1. to crash or wreck something. Drive carefully if you don't want to pile the car up. The driver piled up the car against a tree.
2. to make something into a heap. Carl piled all the leaves up and set them afire. Please pile up the leaves.
1. Lit. [for things] to gather or accumulate. The newspapers began to pile up after a few days. Work is really piling up around here.
2. Fig. [for a number of vehicles] to crash together. Nearly twenty cars piled up on the bridge this morning.
pile up somethingalso pile something up
to increase something Many civilians were killed - the evidence continues to pile up. The company piled up hundreds of millions of dollars of losses over the last year.
Usage notes: usually used in passive forms: Earnings began piling up from the sale of the new switches.
1. Accumulate, as in The leaves piled up in the yard, or He piled up a huge fortune. In this idiom pile means "form a heap or mass of something." [Mid-1800s]
2. Be involved in a crash, as in When the police arrived, at least four cars had piled up. [Late 1800s]
1. To arrange something into a pile: We piled up the firewood in the garage. I piled the dirty dishes up in the sink.
2. To accumulate: My bills piled up while I was in the hospital.
3. To cause something to accumulate: The company is piling up debt with its risky investments. The team piled 40 points up in the first half of the game.
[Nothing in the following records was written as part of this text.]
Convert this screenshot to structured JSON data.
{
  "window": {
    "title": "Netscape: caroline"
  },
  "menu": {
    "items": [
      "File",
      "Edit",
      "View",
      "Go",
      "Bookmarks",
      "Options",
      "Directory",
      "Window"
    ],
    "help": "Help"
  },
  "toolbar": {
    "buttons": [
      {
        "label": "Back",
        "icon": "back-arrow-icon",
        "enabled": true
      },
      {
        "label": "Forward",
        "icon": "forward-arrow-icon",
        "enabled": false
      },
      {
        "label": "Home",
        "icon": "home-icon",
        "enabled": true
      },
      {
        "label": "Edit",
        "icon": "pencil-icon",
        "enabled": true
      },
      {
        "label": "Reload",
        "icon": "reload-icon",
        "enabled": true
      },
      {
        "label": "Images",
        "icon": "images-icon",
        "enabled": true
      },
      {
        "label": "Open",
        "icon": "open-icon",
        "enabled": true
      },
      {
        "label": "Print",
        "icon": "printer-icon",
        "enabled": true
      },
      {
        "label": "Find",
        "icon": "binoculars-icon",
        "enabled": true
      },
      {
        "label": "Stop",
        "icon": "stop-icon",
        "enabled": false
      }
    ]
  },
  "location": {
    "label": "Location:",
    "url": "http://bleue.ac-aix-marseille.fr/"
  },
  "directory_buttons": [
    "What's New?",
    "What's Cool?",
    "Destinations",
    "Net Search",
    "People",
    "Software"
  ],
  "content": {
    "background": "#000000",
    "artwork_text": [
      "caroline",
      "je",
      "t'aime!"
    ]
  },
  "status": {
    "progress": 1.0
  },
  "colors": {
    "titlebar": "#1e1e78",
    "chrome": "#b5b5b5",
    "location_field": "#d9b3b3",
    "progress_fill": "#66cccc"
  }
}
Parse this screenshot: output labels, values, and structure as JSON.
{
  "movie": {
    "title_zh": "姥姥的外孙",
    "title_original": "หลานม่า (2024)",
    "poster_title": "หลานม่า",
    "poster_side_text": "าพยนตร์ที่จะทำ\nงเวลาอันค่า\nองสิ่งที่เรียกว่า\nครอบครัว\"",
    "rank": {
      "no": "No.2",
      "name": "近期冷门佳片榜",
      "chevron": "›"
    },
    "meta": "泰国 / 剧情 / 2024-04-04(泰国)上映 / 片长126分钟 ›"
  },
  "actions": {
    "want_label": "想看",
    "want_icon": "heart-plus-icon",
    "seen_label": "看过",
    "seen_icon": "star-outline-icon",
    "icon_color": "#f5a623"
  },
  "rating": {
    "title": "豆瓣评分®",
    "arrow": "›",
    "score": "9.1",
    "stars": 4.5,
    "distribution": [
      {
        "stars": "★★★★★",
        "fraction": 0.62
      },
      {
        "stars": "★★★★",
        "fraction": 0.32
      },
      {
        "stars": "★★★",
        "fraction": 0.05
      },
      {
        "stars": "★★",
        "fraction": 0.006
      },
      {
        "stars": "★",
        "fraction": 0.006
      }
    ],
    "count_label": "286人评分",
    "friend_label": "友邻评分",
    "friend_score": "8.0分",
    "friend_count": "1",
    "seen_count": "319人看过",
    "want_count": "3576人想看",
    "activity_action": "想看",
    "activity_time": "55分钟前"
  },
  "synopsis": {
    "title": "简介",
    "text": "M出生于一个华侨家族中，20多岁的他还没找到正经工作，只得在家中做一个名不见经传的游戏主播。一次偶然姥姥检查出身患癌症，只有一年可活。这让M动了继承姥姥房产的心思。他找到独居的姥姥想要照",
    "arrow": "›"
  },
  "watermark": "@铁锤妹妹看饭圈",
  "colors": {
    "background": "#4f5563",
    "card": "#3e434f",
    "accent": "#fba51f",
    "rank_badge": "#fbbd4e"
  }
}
4. To crash into each other; collide. Used especially of vehicles: Because of the thick fog, dozens of cars piled up on the freeway.